History of Voting Rights
The Journey For Voting Rights
In 1870, the United States issued the 15th Amendment which gave the right to vote to all citizens
In 1920, the United States pass the 19th Amendment which gave women the right to vote. Although women had the right to vote, there were many barriers that suppressed this right. Black and White Women rallied together to secure the right yet Black women were left out of the voting population because of poll taxes, literacy tests, etc…
In 1924, the Snyder Act admitted Native Americans born in the U.S. to full U.S. citizenship. Though the Fifteenth Amendment, passed in 1870, granted all U.S. citizens the right to vote regardless of race, it wasn’t until the Snyder Act that Native Americans could enjoy the rights granted by this amendment.
Even with the passing of this citizenship bill, Native Americans were still prevented from participating in elections because the Constitution left it up to the states to decide who has the right to vote.
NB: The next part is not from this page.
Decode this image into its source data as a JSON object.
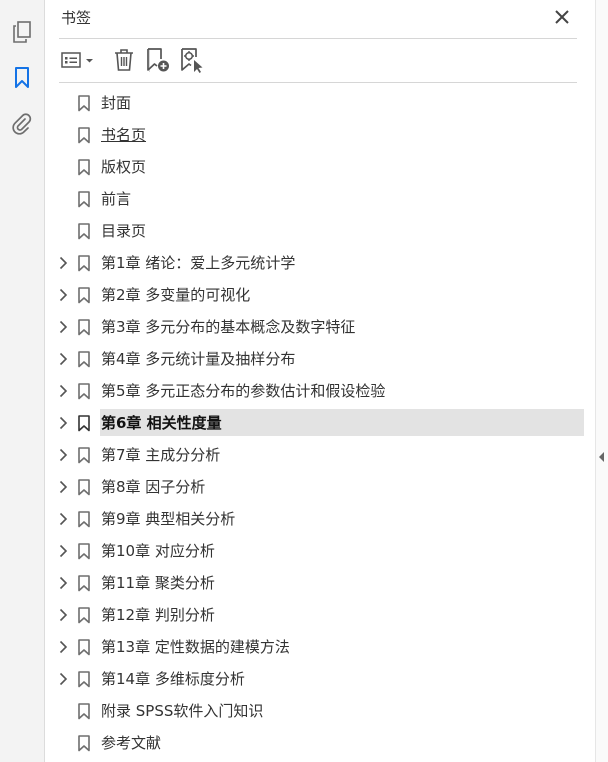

After the passage of the 1924 citizenship bill, it still took over forty years for all fifty states to allow Native Americans to vote.
In 1964, the United States passed the law to abolish the Poll Tax. The poll tax prevented millions of citizens from voting. The removal of the poll tax opened the door for Blacks, women, indigenous people, and other minorities the opportunity to cast their votes.
Imagine from 1870 – 1964, it took 94 years before everyone had the right to vote.
This “act to enforce the fifteenth amendment to the Constitution” was signed into law 95 years after the amendment was ratified. In those years, African Americans in the South faced tremendous obstacles to voting, including poll taxes, literacy tests, and other bureaucratic restrictions to deny them the right to vote. They also risked harassment, intimidation, economic reprisals, and physical violence when they tried to register or vote. As a result, very few African Americans were registered voters, and they had very little, if any, political power, either locally or nationally.
Resources For Information
The Advancement Project – www.advancementproject.org/
NAACP Legal Defense Fund – www.naacpldf.org/
American Civil Liberties Union – www.aclu.org
Common Cause – www.commoncause.org/
Demos – www.demos.org/
Fair Elections Legal Network – www.fairelectionsnetwork.com/
Hip Hop Caucus – www.hiphopcaucus.org/
Human Rights Campaign – www.hrc.org
League of Women’s Voters – www.lwv.org/
Sentencing Project – State Felony Enfranchisement Laws http://www.sentencingproject.org/publications/felony-disenfranchisement-a-primer/
ACLU – Voting Rights https://www.aclu.org/files/pdfs/votingrights/votingwhileincarc_20051123.pdf
National Bar Association – www.nationalbar.org/
National Action Network–www.nationalactionnetwork.net/
Project Vote – www.projectvote.org/
AFL-CIO – www.aflcio.org
People for the American Way – www.pfaw.org
Black and Brown People Vote –www.BlackandBrownPeopleVote.org
National Coalition on Black Civic Participation – www.ncbcp.org/
The National Lawyers Committee on Civil Rights – www.lawyerscommittee.org
Leadership Conference on Civil Rights – www.civilrights.org